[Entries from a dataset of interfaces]
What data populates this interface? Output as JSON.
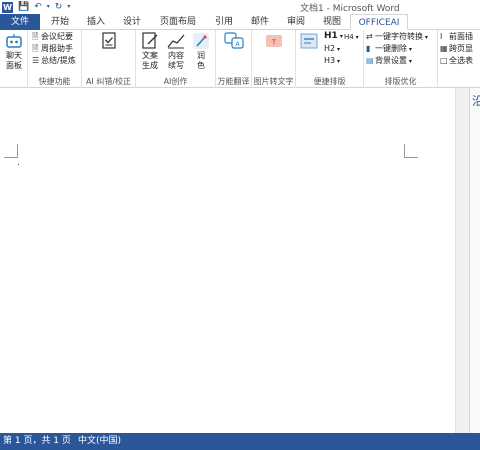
{
  "window": {
    "title": "文档1 - Microsoft Word"
  },
  "tabs": [
    "文件",
    "开始",
    "插入",
    "设计",
    "页面布局",
    "引用",
    "邮件",
    "审阅",
    "视图",
    "OFFICEAI"
  ],
  "ribbon": {
    "chat": {
      "label1": "聊天",
      "label2": "面板"
    },
    "quick": {
      "items": [
        "会议纪要",
        "周报助手",
        "总结/提炼"
      ],
      "group_label": "快捷功能"
    },
    "proofread": {
      "group_label": "AI 纠错/校正"
    },
    "ai_create": {
      "gen": {
        "label1": "文案",
        "label2": "生成"
      },
      "cont": {
        "label1": "内容",
        "label2": "续写"
      },
      "polish": {
        "label1": "润",
        "label2": "色"
      },
      "group_label": "AI创作"
    },
    "translate": {
      "group_label": "万能翻译"
    },
    "img2text": {
      "group_label": "图片转文字"
    },
    "layout": {
      "h1": "H1",
      "h4": "H4",
      "h2": "H2",
      "h3": "H3",
      "group_label": "便捷排版"
    },
    "optimize": {
      "items": [
        "一键字符转换",
        "一键删除",
        "背景设置"
      ],
      "group_label": "排版优化"
    },
    "extra": {
      "items": [
        "前面插",
        "跨页显",
        "全选表"
      ]
    }
  },
  "side_panel": {
    "title": "沿"
  },
  "status": {
    "page": "第 1 页，共 1 页",
    "lang": "中文(中国)"
  },
  "colors": {
    "accent": "#2b579a"
  }
}
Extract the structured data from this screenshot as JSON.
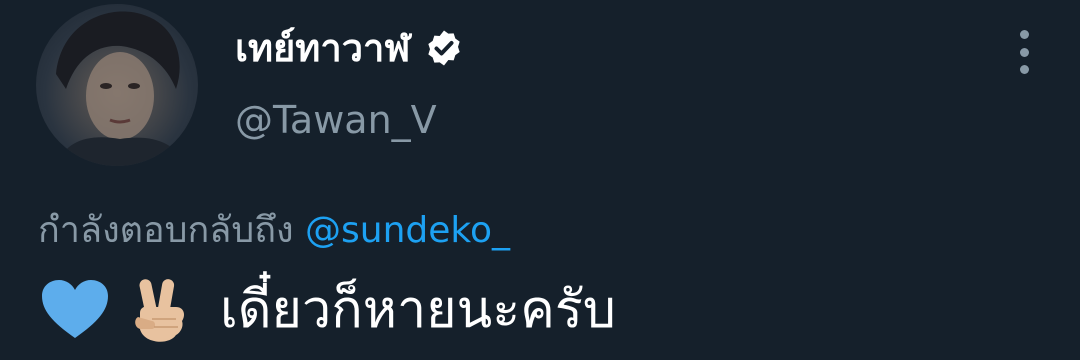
{
  "tweet": {
    "display_name": "เทย์ทาวาฬ",
    "verified_icon": "verified-badge-icon",
    "handle": "@Tawan_V",
    "more_icon": "more-vertical-icon",
    "reply_prefix": "กำลังตอบกลับถึง ",
    "reply_mention": "@sundeko_",
    "body_emojis": [
      "blue-heart-icon",
      "victory-hand-icon"
    ],
    "body_text": "เดี๋ยวก็หายนะครับ",
    "colors": {
      "background": "#15202b",
      "secondary_text": "#8899a6",
      "link": "#1da1f2",
      "heart": "#5dadec",
      "skin_tone": "#e8c29f"
    }
  }
}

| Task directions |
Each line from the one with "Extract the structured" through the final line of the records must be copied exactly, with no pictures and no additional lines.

| Result |
Extract the structured data from this screenshot as JSON.
{
  "tweet": {
    "display_name": "เทย์ทาวาฬ",
    "verified_icon": "verified-badge-icon",
    "handle": "@Tawan_V",
    "more_icon": "more-vertical-icon",
    "reply_prefix": "กำลังตอบกลับถึง ",
    "reply_mention": "@sundeko_",
    "body_emojis": [
      "blue-heart-icon",
      "victory-hand-icon"
    ],
    "body_text": "เดี๋ยวก็หายนะครับ",
    "colors": {
      "background": "#15202b",
      "secondary_text": "#8899a6",
      "link": "#1da1f2",
      "heart": "#5dadec",
      "skin_tone": "#e8c29f"
    }
  }
}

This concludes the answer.